Birger Schacht
Hi,

On 6/12/19 3:01 PM, Wookey wrote:

> On 2019-06-12 09:08 +0200, Birger Schacht wrote:
>> Dear mentors,
>>
>> I ITP (#929666) a software that lacks a copyright statement. I asked
>> upstream to clarify the copyright in the LICENSE file and upstream now
>> plans to use
>>> Copyright 2018-2019 github.com/containers authors
>> as a copyright statement. This seems a bit vague to me, in my experience
>> the copyright statement usually refers to persons or legal entities.
>> Would a copyright statement like the one above be acceptable in a
>> d/copyright file? Is it even legally valid?
>
> A copyright ownership statement is not a free software licence, and as
> someone pointed out, it defaults to 'entirely proprietary, all rights
> reserved', which is not suitable for Debian. The vagueness of the
> statement is not really a problem (specific statements tend to be
> increasingly out of date over time unless someone keeps them updated,
> anyway). But the point is that the software needs to have a free
> software licence otherwise it's not free software. So they need to
> decide if they want expat/apache/GPL, or something else approved by
> the OSI (https://opensource.org/licenses) (or something else followed
> by a long argument about whether or not it meets the DFSG - this is a
> very foolish route to take without a _really_ good reason), and write
> it down.

Thanks, I should have been more clear: the LICENSE file is an Apache-2.0
license and the above mentioned copyright statement is part of the
LICENSE file. My question was only about the validity of the Copyright
statement ;)


> Once they've declared a free licence, Debian is happy.
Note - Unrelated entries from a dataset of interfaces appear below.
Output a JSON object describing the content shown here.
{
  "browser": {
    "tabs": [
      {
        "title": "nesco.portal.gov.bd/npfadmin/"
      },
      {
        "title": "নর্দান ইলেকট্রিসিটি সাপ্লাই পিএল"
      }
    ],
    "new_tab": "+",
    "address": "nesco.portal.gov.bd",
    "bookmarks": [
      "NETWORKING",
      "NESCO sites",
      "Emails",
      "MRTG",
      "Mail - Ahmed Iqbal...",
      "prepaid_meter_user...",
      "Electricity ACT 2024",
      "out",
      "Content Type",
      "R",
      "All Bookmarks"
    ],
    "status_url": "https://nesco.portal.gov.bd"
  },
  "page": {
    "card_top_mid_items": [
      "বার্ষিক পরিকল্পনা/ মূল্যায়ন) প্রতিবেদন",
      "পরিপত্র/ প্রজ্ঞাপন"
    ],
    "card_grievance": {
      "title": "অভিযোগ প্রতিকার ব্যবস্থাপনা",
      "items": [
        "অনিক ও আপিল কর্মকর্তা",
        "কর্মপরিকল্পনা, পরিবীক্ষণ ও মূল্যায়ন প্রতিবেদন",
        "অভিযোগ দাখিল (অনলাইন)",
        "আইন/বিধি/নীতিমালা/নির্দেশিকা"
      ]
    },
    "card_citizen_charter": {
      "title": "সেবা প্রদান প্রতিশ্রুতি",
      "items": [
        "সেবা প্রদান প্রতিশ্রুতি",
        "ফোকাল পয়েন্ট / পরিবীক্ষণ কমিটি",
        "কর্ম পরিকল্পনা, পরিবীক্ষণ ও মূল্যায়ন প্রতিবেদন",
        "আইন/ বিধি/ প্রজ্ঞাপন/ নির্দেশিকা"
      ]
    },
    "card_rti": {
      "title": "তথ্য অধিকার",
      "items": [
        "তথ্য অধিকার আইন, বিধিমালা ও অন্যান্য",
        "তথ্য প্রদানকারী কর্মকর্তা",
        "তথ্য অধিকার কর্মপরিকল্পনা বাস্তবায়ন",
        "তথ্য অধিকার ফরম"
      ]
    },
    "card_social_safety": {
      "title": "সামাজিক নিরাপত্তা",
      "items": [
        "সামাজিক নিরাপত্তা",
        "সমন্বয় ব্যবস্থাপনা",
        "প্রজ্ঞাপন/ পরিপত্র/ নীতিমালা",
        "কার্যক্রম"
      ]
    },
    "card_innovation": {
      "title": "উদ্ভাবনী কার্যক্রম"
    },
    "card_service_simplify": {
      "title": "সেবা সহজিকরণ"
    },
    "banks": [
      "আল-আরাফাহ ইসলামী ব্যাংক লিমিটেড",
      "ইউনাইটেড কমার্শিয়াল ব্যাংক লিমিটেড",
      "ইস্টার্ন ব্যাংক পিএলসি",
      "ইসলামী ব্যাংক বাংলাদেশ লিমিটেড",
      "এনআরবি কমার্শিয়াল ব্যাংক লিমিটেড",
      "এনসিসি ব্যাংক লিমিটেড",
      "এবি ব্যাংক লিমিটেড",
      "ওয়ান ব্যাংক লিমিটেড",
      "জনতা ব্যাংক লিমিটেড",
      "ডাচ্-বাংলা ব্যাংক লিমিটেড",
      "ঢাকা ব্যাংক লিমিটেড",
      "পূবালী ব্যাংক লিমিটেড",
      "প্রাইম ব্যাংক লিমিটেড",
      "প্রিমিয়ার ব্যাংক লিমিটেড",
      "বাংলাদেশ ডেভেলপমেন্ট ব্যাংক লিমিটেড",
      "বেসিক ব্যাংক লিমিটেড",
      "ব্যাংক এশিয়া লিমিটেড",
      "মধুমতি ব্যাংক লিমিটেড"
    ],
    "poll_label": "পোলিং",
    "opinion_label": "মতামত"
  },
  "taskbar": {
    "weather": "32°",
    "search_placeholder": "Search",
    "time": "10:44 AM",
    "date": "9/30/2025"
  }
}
How they choose
> to record their authorship copyrights is entirely up to them - just copy it.
Okey, I'll do that!

cheers,
Birger


>  
> Wookey
>